* What the task asks: The reply should repeat all of the data word for word, with no pictures.

[Stored data entries]
╭──
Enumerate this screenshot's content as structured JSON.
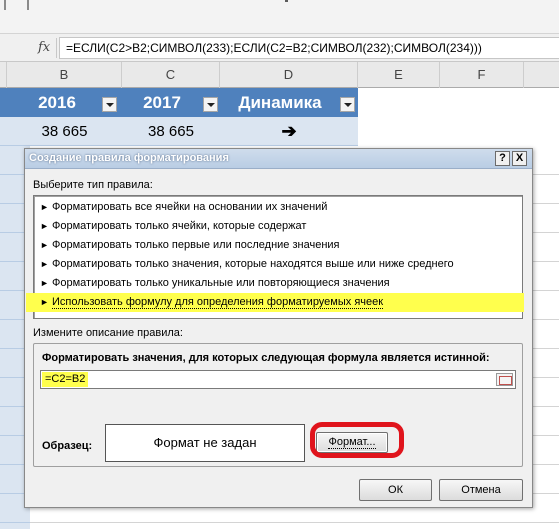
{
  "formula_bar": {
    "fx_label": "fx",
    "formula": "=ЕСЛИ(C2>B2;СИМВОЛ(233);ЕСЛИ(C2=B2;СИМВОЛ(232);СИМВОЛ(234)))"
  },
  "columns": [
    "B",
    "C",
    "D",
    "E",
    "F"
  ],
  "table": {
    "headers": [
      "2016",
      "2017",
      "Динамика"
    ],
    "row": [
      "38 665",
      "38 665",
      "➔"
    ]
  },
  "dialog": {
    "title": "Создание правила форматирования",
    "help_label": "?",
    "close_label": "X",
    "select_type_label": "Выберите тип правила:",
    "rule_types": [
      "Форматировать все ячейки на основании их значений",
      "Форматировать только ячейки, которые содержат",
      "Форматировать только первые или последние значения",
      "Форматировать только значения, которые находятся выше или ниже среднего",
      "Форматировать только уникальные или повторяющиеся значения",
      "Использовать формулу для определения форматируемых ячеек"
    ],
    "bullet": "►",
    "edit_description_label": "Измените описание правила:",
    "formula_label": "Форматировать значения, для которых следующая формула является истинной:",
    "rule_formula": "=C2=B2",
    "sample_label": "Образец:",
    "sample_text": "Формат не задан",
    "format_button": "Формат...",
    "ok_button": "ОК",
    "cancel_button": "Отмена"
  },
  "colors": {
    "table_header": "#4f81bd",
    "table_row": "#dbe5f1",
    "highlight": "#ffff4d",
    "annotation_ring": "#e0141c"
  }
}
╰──
* Exercise output:
Enumerate this screenshot's content as structured JSON.
{
  "formula_bar": {
    "fx_label": "fx",
    "formula": "=ЕСЛИ(C2>B2;СИМВОЛ(233);ЕСЛИ(C2=B2;СИМВОЛ(232);СИМВОЛ(234)))"
  },
  "columns": [
    "B",
    "C",
    "D",
    "E",
    "F"
  ],
  "table": {
    "headers": [
      "2016",
      "2017",
      "Динамика"
    ],
    "row": [
      "38 665",
      "38 665",
      "➔"
    ]
  },
  "dialog": {
    "title": "Создание правила форматирования",
    "help_label": "?",
    "close_label": "X",
    "select_type_label": "Выберите тип правила:",
    "rule_types": [
      "Форматировать все ячейки на основании их значений",
      "Форматировать только ячейки, которые содержат",
      "Форматировать только первые или последние значения",
      "Форматировать только значения, которые находятся выше или ниже среднего",
      "Форматировать только уникальные или повторяющиеся значения",
      "Использовать формулу для определения форматируемых ячеек"
    ],
    "bullet": "►",
    "edit_description_label": "Измените описание правила:",
    "formula_label": "Форматировать значения, для которых следующая формула является истинной:",
    "rule_formula": "=C2=B2",
    "sample_label": "Образец:",
    "sample_text": "Формат не задан",
    "format_button": "Формат...",
    "ok_button": "ОК",
    "cancel_button": "Отмена"
  },
  "colors": {
    "table_header": "#4f81bd",
    "table_row": "#dbe5f1",
    "highlight": "#ffff4d",
    "annotation_ring": "#e0141c"
  }
}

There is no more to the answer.